Task prompt
Answer with one number only, the count of lines in the material below that hold "sandals".

Input material
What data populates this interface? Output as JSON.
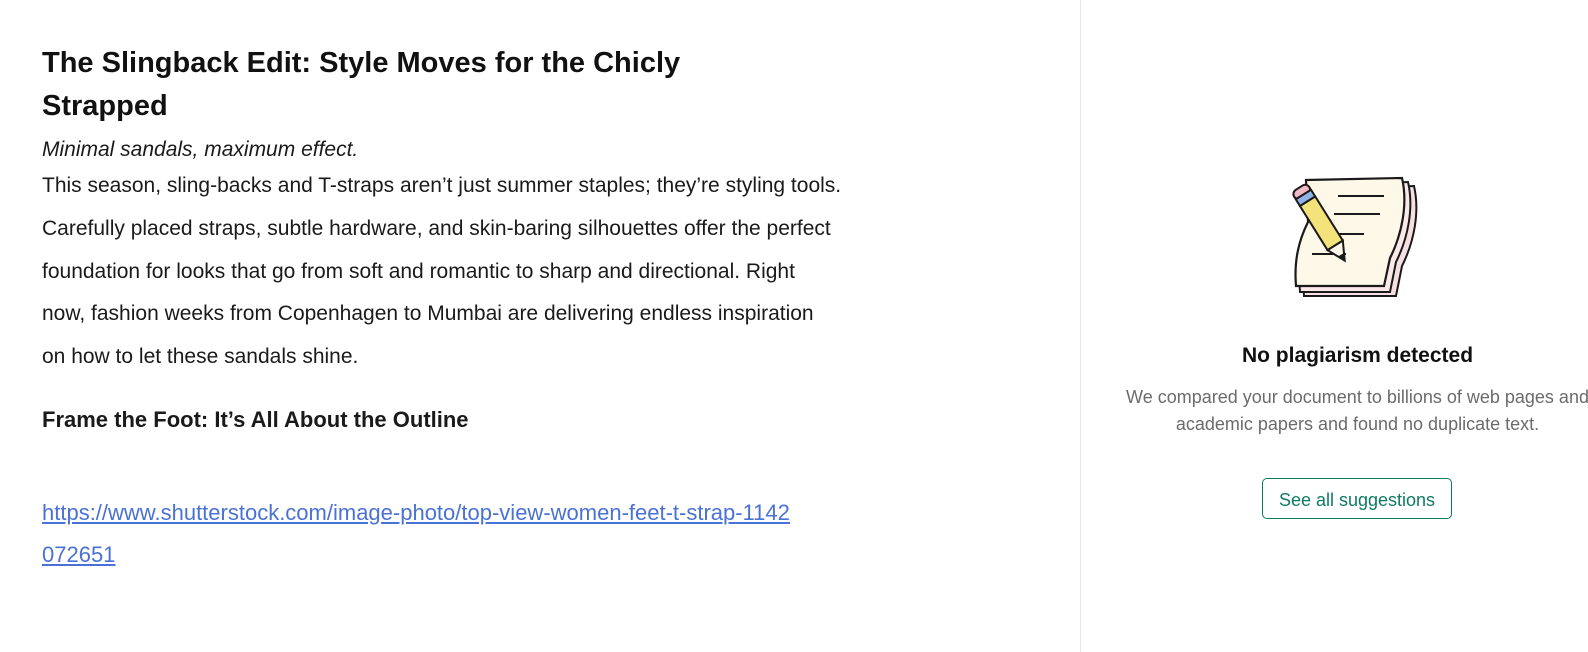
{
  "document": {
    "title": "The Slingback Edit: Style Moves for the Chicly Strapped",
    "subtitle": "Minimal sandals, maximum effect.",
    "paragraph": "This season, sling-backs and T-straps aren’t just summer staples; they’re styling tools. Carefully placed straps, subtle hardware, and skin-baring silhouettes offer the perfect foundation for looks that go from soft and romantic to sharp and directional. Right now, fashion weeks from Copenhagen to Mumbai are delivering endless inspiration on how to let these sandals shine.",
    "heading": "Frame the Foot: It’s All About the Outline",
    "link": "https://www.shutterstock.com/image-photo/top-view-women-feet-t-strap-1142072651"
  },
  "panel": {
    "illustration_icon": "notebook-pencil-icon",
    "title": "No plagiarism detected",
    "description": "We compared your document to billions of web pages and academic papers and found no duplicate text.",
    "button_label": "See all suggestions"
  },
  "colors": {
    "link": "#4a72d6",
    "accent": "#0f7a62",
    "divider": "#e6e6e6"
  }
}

Response to the task
2